Usually a combination of anti-depressants and anti-psychotics are the best treatment methods. Selective serotonin reuptake inhibitors(SSRI) seem to be effective along with the anti-psychotics as well. Lithium (mood stabilizer) is has been used for patients with psychotic depression if tricyclic anti-depressants can’t be used.

Anti-depressants and anti-psychotics

Anti-depressants are often prescribed to aid in relieving the major depression symptoms. Most often medication is taken long term to prevent relapse. Some anti-depressants can take up to 4 weeks to be effective. The side effects sometimes cause people to stop taking their medication but this is not recommend because stopping any medication without consulting a doctor may have negative consequences.

Anti-depressant options

  • Monoamine oxidase inhibitors - MAO inhibitors work by blocking the chemicals that break down serotonin and norepinephrine.
  • Tricyclic antidepressants - work by correcting chemical imbalance.
  • Tetracyclic antidepressants - increases the levels of norepinephrine and serotonin in the brain.
  • Selective serotonin reuptake inhibitors - relieve symptoms of depression by blocking the reabsorption (reuptake) of serotonin by certain nerve cells in the brain.
  • Serotonin-norepinephrine reuptake inhibitors - increases the levels of both serotonin and norepinephrine by inhibiting their reabsorption (reuptake) into cells in the brain.

Anti-psychotic medications

No matter who prescribes the anti-psychotic there must be continuous follow ups with a psychiatrist while on this medication. Anti-psychotics are classified as typical and atypical. Atypical anti-psychotics are the newest and seem to have less permanet side effects such as Tardive dyskinesia

ECT for psychotic major depression

ECT has side effects of temporary cognitive deficits such as confusion and memory problems, in addition to repeated exposures to general anesthesia. ECT is generally recommended if medications have been used and are not effective. Sometimes a person may not be able to wait for medication to take affect if there are suicidal tendencies, this is when electroconvulsive therapy may be an immediate option. The risk of suicide is much higher for those with major depression with psychotic features.

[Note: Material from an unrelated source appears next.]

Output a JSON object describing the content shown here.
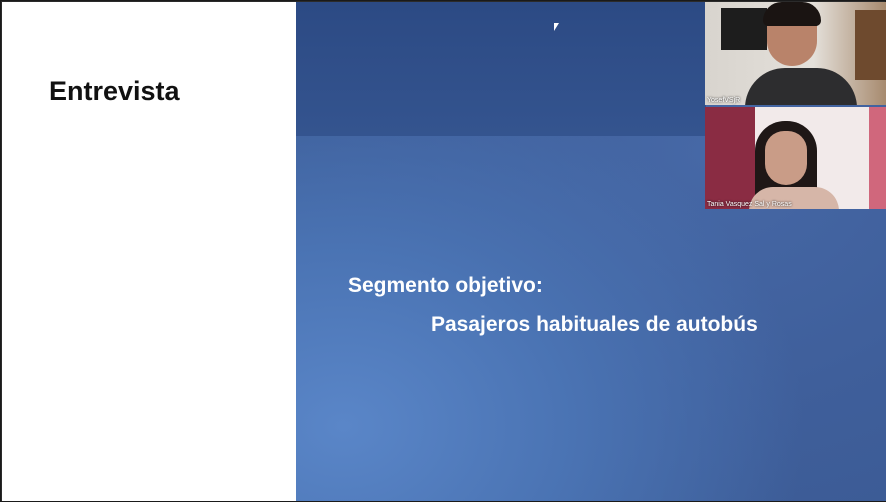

In general ECT has been a way of immediate relief as a treatment strategy for major depression with psychotic features Electronconvulsive therapy does not have to be given long term as opposed to medication. There may be follow up sessions of ECT for maintenance in some cases.


1. Diagnostic and Statistical manual of Mental Disorders - Fourth Addition (DSM-IV-TR) 2000

2. Culpepper, L. (2007) A Roadmap to Key Pharmacologic Principles in Using Antipsychotics, Primary Care Companion To The Journal of Association of Medicine and Psychiatry 9(6) 444-454

3. Alan F. Schatzberg, M.D. New Approaches to Managing Psychotic Depression

4. Psychotic Depression WedMD

5. Max Fink, M.D. ECT is an Effective, but Ignored, Treatment of Psychosis